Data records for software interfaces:
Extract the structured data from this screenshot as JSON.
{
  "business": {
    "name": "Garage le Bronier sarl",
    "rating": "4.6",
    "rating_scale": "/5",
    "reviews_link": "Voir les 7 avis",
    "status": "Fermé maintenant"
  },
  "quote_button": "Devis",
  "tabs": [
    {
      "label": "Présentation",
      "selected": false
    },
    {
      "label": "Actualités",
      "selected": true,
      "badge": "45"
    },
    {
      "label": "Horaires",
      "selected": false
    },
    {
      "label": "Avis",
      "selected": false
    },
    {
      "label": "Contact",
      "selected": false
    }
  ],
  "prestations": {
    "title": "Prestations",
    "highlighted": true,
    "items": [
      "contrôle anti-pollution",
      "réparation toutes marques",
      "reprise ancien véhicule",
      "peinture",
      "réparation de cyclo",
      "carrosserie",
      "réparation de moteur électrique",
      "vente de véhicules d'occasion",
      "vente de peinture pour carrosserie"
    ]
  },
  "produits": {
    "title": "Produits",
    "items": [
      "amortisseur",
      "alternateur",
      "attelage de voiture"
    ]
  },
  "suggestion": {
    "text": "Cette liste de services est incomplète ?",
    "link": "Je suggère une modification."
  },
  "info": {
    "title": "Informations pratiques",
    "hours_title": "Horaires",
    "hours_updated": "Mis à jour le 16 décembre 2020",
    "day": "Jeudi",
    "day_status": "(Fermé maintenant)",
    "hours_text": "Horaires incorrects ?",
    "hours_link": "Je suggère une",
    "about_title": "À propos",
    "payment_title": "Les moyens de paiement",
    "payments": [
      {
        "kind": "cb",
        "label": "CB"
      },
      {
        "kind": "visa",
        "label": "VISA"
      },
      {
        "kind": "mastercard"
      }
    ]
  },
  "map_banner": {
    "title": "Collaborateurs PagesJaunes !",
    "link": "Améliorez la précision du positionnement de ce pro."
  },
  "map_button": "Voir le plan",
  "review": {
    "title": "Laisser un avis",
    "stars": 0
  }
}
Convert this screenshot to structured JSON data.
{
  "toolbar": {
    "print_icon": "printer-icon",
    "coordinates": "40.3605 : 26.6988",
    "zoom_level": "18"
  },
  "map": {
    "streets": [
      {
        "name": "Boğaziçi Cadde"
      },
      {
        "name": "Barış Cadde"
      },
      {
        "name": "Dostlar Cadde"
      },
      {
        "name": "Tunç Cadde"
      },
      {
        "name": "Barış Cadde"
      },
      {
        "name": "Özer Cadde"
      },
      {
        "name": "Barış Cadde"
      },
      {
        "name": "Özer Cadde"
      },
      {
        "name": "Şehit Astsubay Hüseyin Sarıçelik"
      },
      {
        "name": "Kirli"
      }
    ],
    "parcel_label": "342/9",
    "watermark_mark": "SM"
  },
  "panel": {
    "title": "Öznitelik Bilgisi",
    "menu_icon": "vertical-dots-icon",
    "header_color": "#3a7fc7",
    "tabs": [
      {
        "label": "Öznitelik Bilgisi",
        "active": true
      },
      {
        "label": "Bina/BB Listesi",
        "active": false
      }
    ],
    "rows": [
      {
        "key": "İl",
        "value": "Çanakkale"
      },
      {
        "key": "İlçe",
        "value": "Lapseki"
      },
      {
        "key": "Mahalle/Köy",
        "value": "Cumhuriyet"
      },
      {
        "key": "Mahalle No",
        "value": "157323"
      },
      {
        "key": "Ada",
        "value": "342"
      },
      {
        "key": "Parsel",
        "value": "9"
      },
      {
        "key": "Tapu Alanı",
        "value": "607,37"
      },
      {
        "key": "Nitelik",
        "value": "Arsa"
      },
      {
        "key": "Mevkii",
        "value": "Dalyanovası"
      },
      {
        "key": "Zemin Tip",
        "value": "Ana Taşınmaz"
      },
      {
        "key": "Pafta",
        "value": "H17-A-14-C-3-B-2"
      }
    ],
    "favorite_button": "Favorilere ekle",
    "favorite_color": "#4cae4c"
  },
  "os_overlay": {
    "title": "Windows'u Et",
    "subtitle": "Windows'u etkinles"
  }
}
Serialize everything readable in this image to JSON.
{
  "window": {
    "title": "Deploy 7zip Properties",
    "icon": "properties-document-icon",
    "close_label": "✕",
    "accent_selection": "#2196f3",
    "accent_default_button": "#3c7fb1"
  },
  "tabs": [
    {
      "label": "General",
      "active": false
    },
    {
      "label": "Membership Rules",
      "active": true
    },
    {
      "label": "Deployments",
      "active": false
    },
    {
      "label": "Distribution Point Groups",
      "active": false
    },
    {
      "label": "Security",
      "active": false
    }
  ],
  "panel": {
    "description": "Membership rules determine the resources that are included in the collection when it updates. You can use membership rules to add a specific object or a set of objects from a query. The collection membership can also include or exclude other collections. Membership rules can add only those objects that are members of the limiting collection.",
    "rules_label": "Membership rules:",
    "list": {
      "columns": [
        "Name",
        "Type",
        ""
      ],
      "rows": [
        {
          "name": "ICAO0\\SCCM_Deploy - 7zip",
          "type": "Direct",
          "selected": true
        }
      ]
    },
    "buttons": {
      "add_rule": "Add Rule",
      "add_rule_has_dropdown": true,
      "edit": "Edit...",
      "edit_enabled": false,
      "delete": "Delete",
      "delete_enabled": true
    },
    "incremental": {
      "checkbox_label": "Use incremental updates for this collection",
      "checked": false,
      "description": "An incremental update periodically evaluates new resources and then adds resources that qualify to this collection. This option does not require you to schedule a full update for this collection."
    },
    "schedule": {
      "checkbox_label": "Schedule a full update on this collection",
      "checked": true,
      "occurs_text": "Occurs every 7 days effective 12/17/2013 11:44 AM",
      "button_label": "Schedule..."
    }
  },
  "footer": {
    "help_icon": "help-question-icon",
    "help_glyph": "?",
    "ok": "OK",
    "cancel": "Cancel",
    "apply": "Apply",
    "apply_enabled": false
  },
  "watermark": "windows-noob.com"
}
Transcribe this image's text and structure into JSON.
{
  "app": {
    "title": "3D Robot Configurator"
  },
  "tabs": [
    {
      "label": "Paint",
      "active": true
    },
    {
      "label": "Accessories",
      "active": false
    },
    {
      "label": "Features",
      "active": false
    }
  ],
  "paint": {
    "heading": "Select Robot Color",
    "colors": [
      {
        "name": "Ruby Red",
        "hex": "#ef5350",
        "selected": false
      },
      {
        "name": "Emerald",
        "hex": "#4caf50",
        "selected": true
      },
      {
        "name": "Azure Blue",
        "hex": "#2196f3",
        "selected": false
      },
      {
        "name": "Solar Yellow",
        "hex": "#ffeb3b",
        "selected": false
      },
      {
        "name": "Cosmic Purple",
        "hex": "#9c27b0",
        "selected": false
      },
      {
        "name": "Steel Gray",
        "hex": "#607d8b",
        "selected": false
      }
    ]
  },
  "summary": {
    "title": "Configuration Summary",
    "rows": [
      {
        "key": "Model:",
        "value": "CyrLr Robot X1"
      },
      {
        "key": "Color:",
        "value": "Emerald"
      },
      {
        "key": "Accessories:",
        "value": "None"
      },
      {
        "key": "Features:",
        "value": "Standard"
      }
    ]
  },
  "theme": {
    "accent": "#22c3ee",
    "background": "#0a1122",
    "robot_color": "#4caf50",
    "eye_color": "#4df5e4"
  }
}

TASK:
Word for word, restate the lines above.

EXERCISE OUTPUT:
Extract the structured data from this screenshot as JSON.
{
  "business": {
    "name": "Garage le Bronier sarl",
    "rating": "4.6",
    "rating_scale": "/5",
    "reviews_link": "Voir les 7 avis",
    "status": "Fermé maintenant"
  },
  "quote_button": "Devis",
  "tabs": [
    {
      "label": "Présentation",
      "selected": false
    },
    {
      "label": "Actualités",
      "selected": true,
      "badge": "45"
    },
    {
      "label": "Horaires",
      "selected": false
    },
    {
      "label": "Avis",
      "selected": false
    },
    {
      "label": "Contact",
      "selected": false
    }
  ],
  "prestations": {
    "title": "Prestations",
    "highlighted": true,
    "items": [
      "contrôle anti-pollution",
      "réparation toutes marques",
      "reprise ancien véhicule",
      "peinture",
      "réparation de cyclo",
      "carrosserie",
      "réparation de moteur électrique",
      "vente de véhicules d'occasion",
      "vente de peinture pour carrosserie"
    ]
  },
  "produits": {
    "title": "Produits",
    "items": [
      "amortisseur",
      "alternateur",
      "attelage de voiture"
    ]
  },
  "suggestion": {
    "text": "Cette liste de services est incomplète ?",
    "link": "Je suggère une modification."
  },
  "info": {
    "title": "Informations pratiques",
    "hours_title": "Horaires",
    "hours_updated": "Mis à jour le 16 décembre 2020",
    "day": "Jeudi",
    "day_status": "(Fermé maintenant)",
    "hours_text": "Horaires incorrects ?",
    "hours_link": "Je suggère une",
    "about_title": "À propos",
    "payment_title": "Les moyens de paiement",
    "payments": [
      {
        "kind": "cb",
        "label": "CB"
      },
      {
        "kind": "visa",
        "label": "VISA"
      },
      {
        "kind": "mastercard"
      }
    ]
  },
  "map_banner": {
    "title": "Collaborateurs PagesJaunes !",
    "link": "Améliorez la précision du positionnement de ce pro."
  },
  "map_button": "Voir le plan",
  "review": {
    "title": "Laisser un avis",
    "stars": 0
  }
}
Convert this screenshot to structured JSON data.
{
  "toolbar": {
    "print_icon": "printer-icon",
    "coordinates": "40.3605 : 26.6988",
    "zoom_level": "18"
  },
  "map": {
    "streets": [
      {
        "name": "Boğaziçi Cadde"
      },
      {
        "name": "Barış Cadde"
      },
      {
        "name": "Dostlar Cadde"
      },
      {
        "name": "Tunç Cadde"
      },
      {
        "name": "Barış Cadde"
      },
      {
        "name": "Özer Cadde"
      },
      {
        "name": "Barış Cadde"
      },
      {
        "name": "Özer Cadde"
      },
      {
        "name": "Şehit Astsubay Hüseyin Sarıçelik"
      },
      {
        "name": "Kirli"
      }
    ],
    "parcel_label": "342/9",
    "watermark_mark": "SM"
  },
  "panel": {
    "title": "Öznitelik Bilgisi",
    "menu_icon": "vertical-dots-icon",
    "header_color": "#3a7fc7",
    "tabs": [
      {
        "label": "Öznitelik Bilgisi",
        "active": true
      },
      {
        "label": "Bina/BB Listesi",
        "active": false
      }
    ],
    "rows": [
      {
        "key": "İl",
        "value": "Çanakkale"
      },
      {
        "key": "İlçe",
        "value": "Lapseki"
      },
      {
        "key": "Mahalle/Köy",
        "value": "Cumhuriyet"
      },
      {
        "key": "Mahalle No",
        "value": "157323"
      },
      {
        "key": "Ada",
        "value": "342"
      },
      {
        "key": "Parsel",
        "value": "9"
      },
      {
        "key": "Tapu Alanı",
        "value": "607,37"
      },
      {
        "key": "Nitelik",
        "value": "Arsa"
      },
      {
        "key": "Mevkii",
        "value": "Dalyanovası"
      },
      {
        "key": "Zemin Tip",
        "value": "Ana Taşınmaz"
      },
      {
        "key": "Pafta",
        "value": "H17-A-14-C-3-B-2"
      }
    ],
    "favorite_button": "Favorilere ekle",
    "favorite_color": "#4cae4c"
  },
  "os_overlay": {
    "title": "Windows'u Et",
    "subtitle": "Windows'u etkinles"
  }
}
Serialize everything readable in this image to JSON.
{
  "window": {
    "title": "Deploy 7zip Properties",
    "icon": "properties-document-icon",
    "close_label": "✕",
    "accent_selection": "#2196f3",
    "accent_default_button": "#3c7fb1"
  },
  "tabs": [
    {
      "label": "General",
      "active": false
    },
    {
      "label": "Membership Rules",
      "active": true
    },
    {
      "label": "Deployments",
      "active": false
    },
    {
      "label": "Distribution Point Groups",
      "active": false
    },
    {
      "label": "Security",
      "active": false
    }
  ],
  "panel": {
    "description": "Membership rules determine the resources that are included in the collection when it updates. You can use membership rules to add a specific object or a set of objects from a query. The collection membership can also include or exclude other collections. Membership rules can add only those objects that are members of the limiting collection.",
    "rules_label": "Membership rules:",
    "list": {
      "columns": [
        "Name",
        "Type",
        ""
      ],
      "rows": [
        {
          "name": "ICAO0\\SCCM_Deploy - 7zip",
          "type": "Direct",
          "selected": true
        }
      ]
    },
    "buttons": {
      "add_rule": "Add Rule",
      "add_rule_has_dropdown": true,
      "edit": "Edit...",
      "edit_enabled": false,
      "delete": "Delete",
      "delete_enabled": true
    },
    "incremental": {
      "checkbox_label": "Use incremental updates for this collection",
      "checked": false,
      "description": "An incremental update periodically evaluates new resources and then adds resources that qualify to this collection. This option does not require you to schedule a full update for this collection."
    },
    "schedule": {
      "checkbox_label": "Schedule a full update on this collection",
      "checked": true,
      "occurs_text": "Occurs every 7 days effective 12/17/2013 11:44 AM",
      "button_label": "Schedule..."
    }
  },
  "footer": {
    "help_icon": "help-question-icon",
    "help_glyph": "?",
    "ok": "OK",
    "cancel": "Cancel",
    "apply": "Apply",
    "apply_enabled": false
  },
  "watermark": "windows-noob.com"
}
Transcribe this image's text and structure into JSON.
{
  "app": {
    "title": "3D Robot Configurator"
  },
  "tabs": [
    {
      "label": "Paint",
      "active": true
    },
    {
      "label": "Accessories",
      "active": false
    },
    {
      "label": "Features",
      "active": false
    }
  ],
  "paint": {
    "heading": "Select Robot Color",
    "colors": [
      {
        "name": "Ruby Red",
        "hex": "#ef5350",
        "selected": false
      },
      {
        "name": "Emerald",
        "hex": "#4caf50",
        "selected": true
      },
      {
        "name": "Azure Blue",
        "hex": "#2196f3",
        "selected": false
      },
      {
        "name": "Solar Yellow",
        "hex": "#ffeb3b",
        "selected": false
      },
      {
        "name": "Cosmic Purple",
        "hex": "#9c27b0",
        "selected": false
      },
      {
        "name": "Steel Gray",
        "hex": "#607d8b",
        "selected": false
      }
    ]
  },
  "summary": {
    "title": "Configuration Summary",
    "rows": [
      {
        "key": "Model:",
        "value": "CyrLr Robot X1"
      },
      {
        "key": "Color:",
        "value": "Emerald"
      },
      {
        "key": "Accessories:",
        "value": "None"
      },
      {
        "key": "Features:",
        "value": "Standard"
      }
    ]
  },
  "theme": {
    "accent": "#22c3ee",
    "background": "#0a1122",
    "robot_color": "#4caf50",
    "eye_color": "#4df5e4"
  }
}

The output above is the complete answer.